In our experience as independent school educators, we’ve come up with a test preparation plan that will work, without piling on unnecessary homework, wasting valuable time, or increasing stress.
Step #1 – Talk to your child’s teacher, and look to your school’s administration for guidance. There are two key reasons why this is important: First, teachers can tell you if your child shows proficiency in academic subjects, or if there are areas that need some review and reinforcement. This way, rather than allowing a test prep tutor to pile on unnecessary practice, you can focus your tutoring on the specific skills and subjects identified by the school. Second, schools usually have the best information on tutors and test prep programs that are effective. Unfortunately, there is no shortage of opportunists posing as educators and profiting off of nervous parents who aren’t sure of how to best help their child prepare. This is why we have been enlisted by a visionary, local independent school to offer standardized test prep in house, so that their parents need not look outside of school for help. And the results are striking. Those students who follow their school’s advice score significantly higher than those who seek additional tutoring outside of school. There is no question here. Parents who listen to the experts in their schools help their children to succeed.

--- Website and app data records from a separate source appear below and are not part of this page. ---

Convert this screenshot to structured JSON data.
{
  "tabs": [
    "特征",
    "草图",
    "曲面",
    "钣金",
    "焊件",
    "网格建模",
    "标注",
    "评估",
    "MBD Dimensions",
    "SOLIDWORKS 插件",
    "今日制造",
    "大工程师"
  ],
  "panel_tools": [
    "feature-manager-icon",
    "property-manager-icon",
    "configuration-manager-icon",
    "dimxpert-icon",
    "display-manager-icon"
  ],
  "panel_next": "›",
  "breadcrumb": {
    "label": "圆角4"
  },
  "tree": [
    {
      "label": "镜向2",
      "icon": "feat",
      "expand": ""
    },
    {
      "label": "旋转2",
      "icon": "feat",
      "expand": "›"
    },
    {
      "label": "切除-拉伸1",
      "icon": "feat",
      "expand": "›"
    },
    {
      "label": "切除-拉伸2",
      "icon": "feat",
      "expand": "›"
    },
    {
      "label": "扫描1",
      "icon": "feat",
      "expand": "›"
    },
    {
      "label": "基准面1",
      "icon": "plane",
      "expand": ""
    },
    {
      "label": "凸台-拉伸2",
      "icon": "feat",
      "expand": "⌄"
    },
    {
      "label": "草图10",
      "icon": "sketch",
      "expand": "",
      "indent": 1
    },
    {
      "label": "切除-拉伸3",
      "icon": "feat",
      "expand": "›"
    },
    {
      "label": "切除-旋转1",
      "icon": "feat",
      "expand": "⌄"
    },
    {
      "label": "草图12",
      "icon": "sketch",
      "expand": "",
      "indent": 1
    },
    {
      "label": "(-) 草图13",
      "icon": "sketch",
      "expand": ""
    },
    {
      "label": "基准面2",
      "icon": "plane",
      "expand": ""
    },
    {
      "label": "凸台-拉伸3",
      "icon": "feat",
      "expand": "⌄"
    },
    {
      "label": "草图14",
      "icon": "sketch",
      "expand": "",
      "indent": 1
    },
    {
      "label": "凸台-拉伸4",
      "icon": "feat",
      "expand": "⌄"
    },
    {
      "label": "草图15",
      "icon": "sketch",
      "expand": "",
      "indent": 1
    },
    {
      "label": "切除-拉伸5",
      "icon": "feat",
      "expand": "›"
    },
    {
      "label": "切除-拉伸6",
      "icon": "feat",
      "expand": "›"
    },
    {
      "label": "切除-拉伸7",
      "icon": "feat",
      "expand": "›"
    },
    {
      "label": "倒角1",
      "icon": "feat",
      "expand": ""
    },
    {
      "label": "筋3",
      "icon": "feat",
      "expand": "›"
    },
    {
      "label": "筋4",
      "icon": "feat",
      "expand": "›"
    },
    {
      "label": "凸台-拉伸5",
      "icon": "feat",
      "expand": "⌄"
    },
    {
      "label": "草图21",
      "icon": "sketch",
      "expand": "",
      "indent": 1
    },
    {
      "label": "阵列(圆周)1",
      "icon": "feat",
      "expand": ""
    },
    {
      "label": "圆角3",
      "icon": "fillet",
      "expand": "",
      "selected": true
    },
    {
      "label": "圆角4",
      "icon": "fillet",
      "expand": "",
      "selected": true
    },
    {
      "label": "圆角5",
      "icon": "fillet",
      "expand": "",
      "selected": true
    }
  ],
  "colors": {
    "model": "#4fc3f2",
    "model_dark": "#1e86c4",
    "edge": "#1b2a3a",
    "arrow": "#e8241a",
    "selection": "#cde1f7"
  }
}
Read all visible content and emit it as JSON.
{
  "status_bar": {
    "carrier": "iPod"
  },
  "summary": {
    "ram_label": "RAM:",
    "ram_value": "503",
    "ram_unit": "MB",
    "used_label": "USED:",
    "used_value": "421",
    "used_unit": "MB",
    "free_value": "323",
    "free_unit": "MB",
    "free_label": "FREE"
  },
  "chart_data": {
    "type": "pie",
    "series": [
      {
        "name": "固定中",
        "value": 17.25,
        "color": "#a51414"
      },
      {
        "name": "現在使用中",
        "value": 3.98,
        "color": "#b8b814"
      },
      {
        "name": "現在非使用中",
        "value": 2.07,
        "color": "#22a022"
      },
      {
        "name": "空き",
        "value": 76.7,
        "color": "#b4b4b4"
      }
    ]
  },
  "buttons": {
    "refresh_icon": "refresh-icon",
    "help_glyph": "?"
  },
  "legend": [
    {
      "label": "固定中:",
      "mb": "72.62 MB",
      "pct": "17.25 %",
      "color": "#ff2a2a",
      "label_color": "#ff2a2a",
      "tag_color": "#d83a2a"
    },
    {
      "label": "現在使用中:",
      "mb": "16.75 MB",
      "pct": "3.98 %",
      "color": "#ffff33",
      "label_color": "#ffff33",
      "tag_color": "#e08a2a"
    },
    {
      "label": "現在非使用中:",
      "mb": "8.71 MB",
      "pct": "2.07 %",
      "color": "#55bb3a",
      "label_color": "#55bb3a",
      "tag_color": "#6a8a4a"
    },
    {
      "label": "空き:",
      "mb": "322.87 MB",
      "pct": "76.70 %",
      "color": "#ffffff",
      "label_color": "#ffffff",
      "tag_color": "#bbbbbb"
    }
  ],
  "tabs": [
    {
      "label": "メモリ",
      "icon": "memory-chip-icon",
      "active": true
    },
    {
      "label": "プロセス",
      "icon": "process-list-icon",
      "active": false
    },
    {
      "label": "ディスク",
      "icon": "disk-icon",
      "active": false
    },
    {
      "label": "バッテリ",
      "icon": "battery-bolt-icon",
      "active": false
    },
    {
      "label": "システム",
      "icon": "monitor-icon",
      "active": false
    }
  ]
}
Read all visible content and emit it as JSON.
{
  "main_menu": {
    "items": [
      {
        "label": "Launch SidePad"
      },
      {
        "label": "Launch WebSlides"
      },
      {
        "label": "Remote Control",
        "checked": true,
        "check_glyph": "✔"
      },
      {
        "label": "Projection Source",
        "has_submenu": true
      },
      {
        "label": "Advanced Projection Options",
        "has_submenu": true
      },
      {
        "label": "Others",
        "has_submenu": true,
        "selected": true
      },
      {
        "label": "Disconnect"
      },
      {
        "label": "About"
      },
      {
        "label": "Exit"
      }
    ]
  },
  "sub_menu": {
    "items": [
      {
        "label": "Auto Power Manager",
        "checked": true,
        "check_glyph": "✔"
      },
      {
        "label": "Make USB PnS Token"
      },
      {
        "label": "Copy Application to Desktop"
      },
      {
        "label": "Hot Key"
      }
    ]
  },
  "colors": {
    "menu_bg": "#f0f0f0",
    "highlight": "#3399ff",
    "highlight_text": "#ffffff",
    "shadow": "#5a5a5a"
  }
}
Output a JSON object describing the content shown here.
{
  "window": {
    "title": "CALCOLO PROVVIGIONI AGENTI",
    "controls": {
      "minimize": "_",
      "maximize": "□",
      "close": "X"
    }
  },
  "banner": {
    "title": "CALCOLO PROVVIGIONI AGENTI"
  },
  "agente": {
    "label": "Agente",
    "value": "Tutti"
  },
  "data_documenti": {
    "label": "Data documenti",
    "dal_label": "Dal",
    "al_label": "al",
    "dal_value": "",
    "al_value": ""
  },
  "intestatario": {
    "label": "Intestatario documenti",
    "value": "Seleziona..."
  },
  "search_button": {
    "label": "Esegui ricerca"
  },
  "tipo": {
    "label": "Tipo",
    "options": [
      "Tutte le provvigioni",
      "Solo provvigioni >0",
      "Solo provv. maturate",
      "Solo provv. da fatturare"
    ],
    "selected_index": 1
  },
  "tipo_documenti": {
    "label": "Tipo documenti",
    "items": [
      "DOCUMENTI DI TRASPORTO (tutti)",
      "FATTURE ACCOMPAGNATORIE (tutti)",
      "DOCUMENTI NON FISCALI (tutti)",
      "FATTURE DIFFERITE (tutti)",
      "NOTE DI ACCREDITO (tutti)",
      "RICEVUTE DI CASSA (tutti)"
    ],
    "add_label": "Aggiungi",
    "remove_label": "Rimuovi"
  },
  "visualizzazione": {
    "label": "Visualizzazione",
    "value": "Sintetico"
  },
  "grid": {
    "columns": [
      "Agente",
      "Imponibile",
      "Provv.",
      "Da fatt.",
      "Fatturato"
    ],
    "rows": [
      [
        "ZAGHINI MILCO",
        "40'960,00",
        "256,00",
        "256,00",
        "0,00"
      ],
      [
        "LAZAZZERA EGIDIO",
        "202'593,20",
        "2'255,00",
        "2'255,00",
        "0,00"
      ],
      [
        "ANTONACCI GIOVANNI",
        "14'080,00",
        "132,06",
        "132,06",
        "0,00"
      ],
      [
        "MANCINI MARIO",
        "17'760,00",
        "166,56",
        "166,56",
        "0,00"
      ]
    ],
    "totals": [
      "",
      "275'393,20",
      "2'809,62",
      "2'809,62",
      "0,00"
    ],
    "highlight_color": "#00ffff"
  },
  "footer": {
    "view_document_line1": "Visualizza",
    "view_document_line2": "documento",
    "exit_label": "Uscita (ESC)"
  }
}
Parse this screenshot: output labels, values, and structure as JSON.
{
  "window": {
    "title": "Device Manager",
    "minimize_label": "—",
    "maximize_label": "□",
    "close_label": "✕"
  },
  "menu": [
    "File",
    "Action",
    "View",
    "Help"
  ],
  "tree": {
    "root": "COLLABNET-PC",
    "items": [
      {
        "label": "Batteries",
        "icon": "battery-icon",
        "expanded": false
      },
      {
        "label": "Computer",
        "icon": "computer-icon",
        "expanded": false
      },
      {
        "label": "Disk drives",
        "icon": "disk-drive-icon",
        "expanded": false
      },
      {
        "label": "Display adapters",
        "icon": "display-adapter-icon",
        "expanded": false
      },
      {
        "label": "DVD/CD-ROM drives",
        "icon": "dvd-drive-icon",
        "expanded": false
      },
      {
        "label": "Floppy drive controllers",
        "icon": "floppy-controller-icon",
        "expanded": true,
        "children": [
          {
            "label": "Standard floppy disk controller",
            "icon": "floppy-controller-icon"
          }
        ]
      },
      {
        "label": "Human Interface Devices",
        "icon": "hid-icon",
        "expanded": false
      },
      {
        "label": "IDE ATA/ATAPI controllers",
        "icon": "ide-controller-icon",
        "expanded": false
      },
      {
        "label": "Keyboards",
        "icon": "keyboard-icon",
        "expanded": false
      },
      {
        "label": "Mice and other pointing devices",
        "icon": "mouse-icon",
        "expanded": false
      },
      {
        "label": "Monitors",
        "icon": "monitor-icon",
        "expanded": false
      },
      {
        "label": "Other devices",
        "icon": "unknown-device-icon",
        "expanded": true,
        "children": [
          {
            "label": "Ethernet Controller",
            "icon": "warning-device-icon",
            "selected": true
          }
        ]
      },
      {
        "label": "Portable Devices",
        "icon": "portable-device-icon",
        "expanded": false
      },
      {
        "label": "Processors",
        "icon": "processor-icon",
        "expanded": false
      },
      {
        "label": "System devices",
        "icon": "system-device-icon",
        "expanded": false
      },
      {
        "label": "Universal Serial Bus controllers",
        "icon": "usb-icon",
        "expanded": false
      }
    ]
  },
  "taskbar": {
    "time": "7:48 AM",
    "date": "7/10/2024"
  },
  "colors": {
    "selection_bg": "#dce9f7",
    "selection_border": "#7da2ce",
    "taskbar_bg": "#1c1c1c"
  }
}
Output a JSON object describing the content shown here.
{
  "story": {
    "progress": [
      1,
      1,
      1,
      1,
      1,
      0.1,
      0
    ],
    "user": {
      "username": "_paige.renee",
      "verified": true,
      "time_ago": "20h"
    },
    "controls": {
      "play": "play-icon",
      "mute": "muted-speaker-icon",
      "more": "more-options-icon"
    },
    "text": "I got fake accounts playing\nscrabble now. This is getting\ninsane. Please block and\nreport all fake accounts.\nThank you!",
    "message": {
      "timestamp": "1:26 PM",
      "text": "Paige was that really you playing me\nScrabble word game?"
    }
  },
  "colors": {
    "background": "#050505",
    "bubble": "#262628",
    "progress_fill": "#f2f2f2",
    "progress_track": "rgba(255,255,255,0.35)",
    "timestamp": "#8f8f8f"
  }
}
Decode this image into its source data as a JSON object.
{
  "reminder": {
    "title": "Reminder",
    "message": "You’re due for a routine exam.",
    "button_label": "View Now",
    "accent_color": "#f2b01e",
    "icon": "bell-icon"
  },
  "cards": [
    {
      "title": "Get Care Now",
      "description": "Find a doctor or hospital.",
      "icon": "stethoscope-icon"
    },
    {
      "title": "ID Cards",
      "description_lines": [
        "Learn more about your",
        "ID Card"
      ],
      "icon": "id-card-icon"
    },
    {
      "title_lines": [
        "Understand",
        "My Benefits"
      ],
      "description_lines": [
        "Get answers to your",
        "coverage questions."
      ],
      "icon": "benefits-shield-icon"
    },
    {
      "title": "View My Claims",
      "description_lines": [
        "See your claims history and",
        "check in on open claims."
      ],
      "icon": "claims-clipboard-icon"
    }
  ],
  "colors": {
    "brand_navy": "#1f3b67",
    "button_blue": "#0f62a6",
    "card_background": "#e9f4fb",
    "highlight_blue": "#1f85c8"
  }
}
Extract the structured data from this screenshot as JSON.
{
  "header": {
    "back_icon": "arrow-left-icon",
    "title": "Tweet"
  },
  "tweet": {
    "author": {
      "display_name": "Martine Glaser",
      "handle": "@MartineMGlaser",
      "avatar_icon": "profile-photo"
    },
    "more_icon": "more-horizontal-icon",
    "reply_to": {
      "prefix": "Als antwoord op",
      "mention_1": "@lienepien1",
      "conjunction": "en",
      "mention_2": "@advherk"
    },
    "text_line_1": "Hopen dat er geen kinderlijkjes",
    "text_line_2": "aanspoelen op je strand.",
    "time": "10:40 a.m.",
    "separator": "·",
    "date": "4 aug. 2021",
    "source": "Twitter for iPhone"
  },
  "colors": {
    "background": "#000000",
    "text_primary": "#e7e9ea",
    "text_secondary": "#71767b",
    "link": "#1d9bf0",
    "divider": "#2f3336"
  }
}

Step #2 – Evaluate the possibilities and commit to ONE. One of the most common mistakes parents make is operating under the assumption that more prep is better. This is usually counterproductive. When a student prepares with more than one program, strategies can become confused. We have observed students just shutting down at test time as the stress of juggling multiple strategies builds up. To prevent overload, choose the test prep program that looks like the best fit, and stick to it. How do you find the best fit? This is where Step #1 comes into play. For example, if your child shows proficiency in math and literacy, then choose a program that emphasizes test taking strategies, rather than content review.
Step #3 – Make sure that there is daily practice. Standardized tests look very different from most classwork. In fact, they speak a language all their own. Our best results have been with students who practice for short periods every morning. Rather than cramming for a test over the course of a few weeks, these students are immersed in testing language, daily, over the course of several months. There is nothing wrong with longer practice times sometimes, but the most important thing is to get in the habit of absorbing test strategies a little every day. This is, from our experience, the best way to learn the language of tests, and get kids familiar with the kinds of problems they’ll see on the test.